        public class MyData
        {
            public MyData()
            {
            }
            [XmlArray]
            public List<string> MyItems
            {
                get { return BackingStoreItems; }
                set
                {
                    Console.WriteLine( "Item setter: {0}", value.Count() );
                    BackingStoreItems = value;
                }
            }
            private List<string> BackingStoreItems;
        }
    
        class Program
    	{
            static void Main( string[] args )
    		{
                MyData d1 = new MyData();
                d1.MyItems = new List<string> { Guid.NewGuid().ToString(), Guid.NewGuid().ToString(), "Close to the Edge" };
                XmlSerializer ser = new XmlSerializer( typeof( MyData ) );
                StreamWriter wr = new StreamWriter( "MyDataFile.xml" );
                ser.Serialize( wr, d1 );
                wr.Close();
                Console.WriteLine( "Serialization finished. There are {0} items", d1.MyItems.Count() );
    
                FileStream fs = new FileStream("MyDataFile.xml", FileMode.Open );
                MyData d2 = (MyData) ser.Deserialize( fs );
                fs.Close();
                Console.WriteLine( "De-serialization finished. There are {0} items", d2.MyItems.Count() );
            }
    

    Monday, December 18, 2017 5:11 PM

Answers

  • Probably the system creates a new list using ‘new List<string>’, which is initially empty, then assign it to the property, then continue the deserialization, adding read items to the list.

    In order to be notified, or just to check this, try an observable list:

    [XmlArray]
    public ObservableCollection<string> MyItems
    {
       get { return BackingStoreItems; }
       set
       {
          Console.WriteLine( "Item setter: {0}", value.Count() );
          if( BackingStoreItems != null ) BackingStoreItems.CollectionChanged -= MyHandler;
          BackingStoreItems = value;
          if( BackingStoreItems != null ) BackingStoreItems.CollectionChanged += MyHandler;
       }
    }
    
    void MyHandler( object sender, NotifyCollectionChangedEventArgs args )
    {
       Console.WriteLine( "Collection changed: {0}", BackingStoreItems.Count() );
    }
    

    Monday, December 18, 2017 8:32 PM

All replies

  • Probably the system creates a new list using ‘new List<string>’, which is initially empty, then assign it to the property, then continue the deserialization, adding read items to the list.

    In order to be notified, or just to check this, try an observable list:

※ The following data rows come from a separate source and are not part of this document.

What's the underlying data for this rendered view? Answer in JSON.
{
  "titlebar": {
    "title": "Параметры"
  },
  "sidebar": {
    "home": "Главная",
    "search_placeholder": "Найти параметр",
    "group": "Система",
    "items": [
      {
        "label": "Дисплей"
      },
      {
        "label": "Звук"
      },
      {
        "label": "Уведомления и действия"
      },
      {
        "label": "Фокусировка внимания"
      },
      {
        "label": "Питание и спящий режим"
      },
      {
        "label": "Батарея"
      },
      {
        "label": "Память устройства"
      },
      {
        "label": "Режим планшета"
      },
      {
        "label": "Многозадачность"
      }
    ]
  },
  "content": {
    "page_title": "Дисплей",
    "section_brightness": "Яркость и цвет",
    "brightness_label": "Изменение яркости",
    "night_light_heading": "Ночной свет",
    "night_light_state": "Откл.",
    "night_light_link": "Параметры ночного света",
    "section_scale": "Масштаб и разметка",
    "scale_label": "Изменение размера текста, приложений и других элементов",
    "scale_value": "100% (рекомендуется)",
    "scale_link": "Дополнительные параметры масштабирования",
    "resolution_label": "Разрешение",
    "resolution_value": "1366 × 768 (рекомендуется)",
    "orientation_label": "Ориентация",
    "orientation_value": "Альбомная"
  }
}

    [XmlArray]
    public ObservableCollection<string> MyItems
    {
       get { return BackingStoreItems; }
       set
       {
          Console.WriteLine( "Item setter: {0}", value.Count() );
          if( BackingStoreItems != null ) BackingStoreItems.CollectionChanged -= MyHandler;
          BackingStoreItems = value;
          if( BackingStoreItems != null ) BackingStoreItems.CollectionChanged += MyHandler;
       }
    }
    
    void MyHandler( object sender, NotifyCollectionChangedEventArgs args )
    {
       Console.WriteLine( "Collection changed: {0}", BackingStoreItems.Count() );
    }
    

    Monday, December 18, 2017 8:32 PM
  • Thanks for that, the console tracing for deserialization now shows:

    Item setter: 0
    Collection changed: 1
    Collection changed: 2
    Collection changed: 3
    De-serialization finished. There are 3 items

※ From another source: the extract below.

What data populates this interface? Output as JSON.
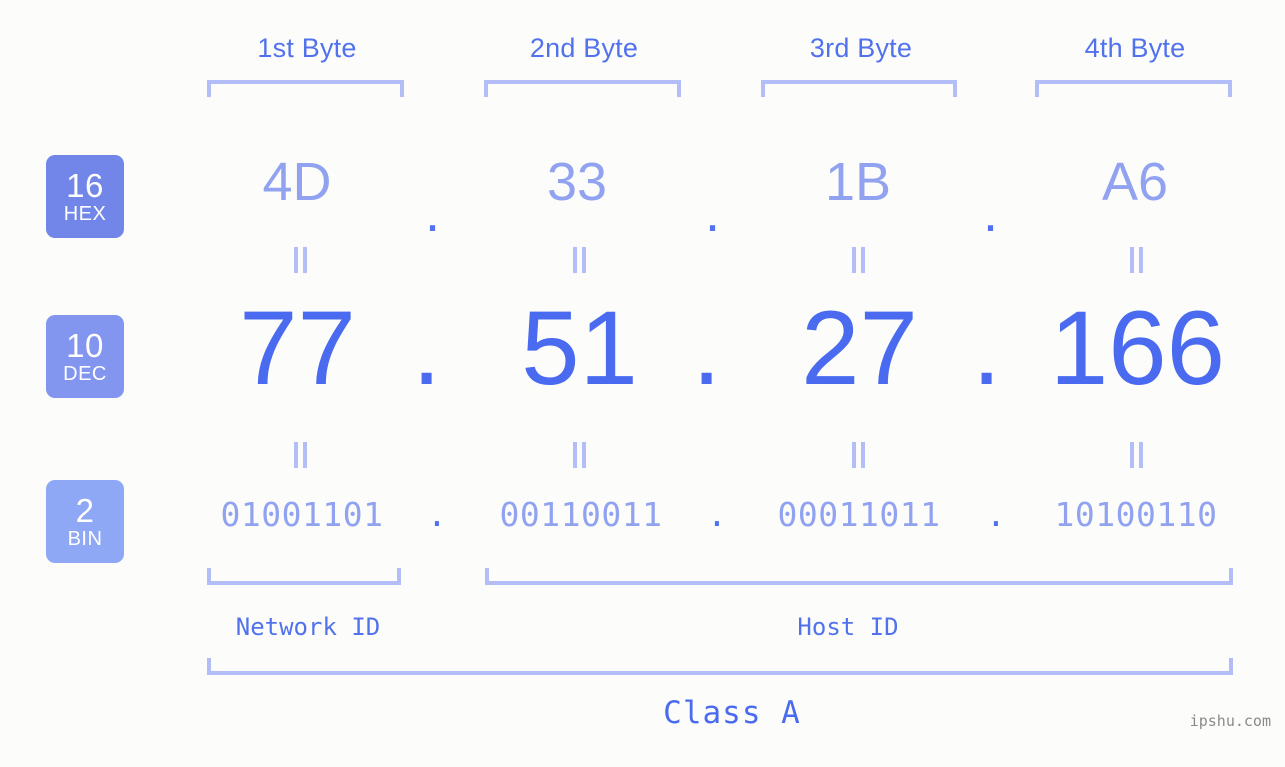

    ...which may give me something to consider for solving my real problem (I'll give that a try tomorrow), but I'm still mighty confused over why the property setter is called but effectively useless. In similar situations (without collections), the property setter works as I'd expect.

    Monday, December 18, 2017 10:07 PM
  • Having now found this information I can now debug into the generated deserialization code and see that indeed the generated code does do as you say...

    It creates a new empty collection, assigns it to the member, then adds the elements to it.

    If only it'd do it on a local variable, then add the elements to that, and then assign that to the member, the issue wouldn't exist :)

    I'm still not sure how to resolve my real problem, but thanks for enlightening me.

    Tuesday, December 19, 2017 11:13 AM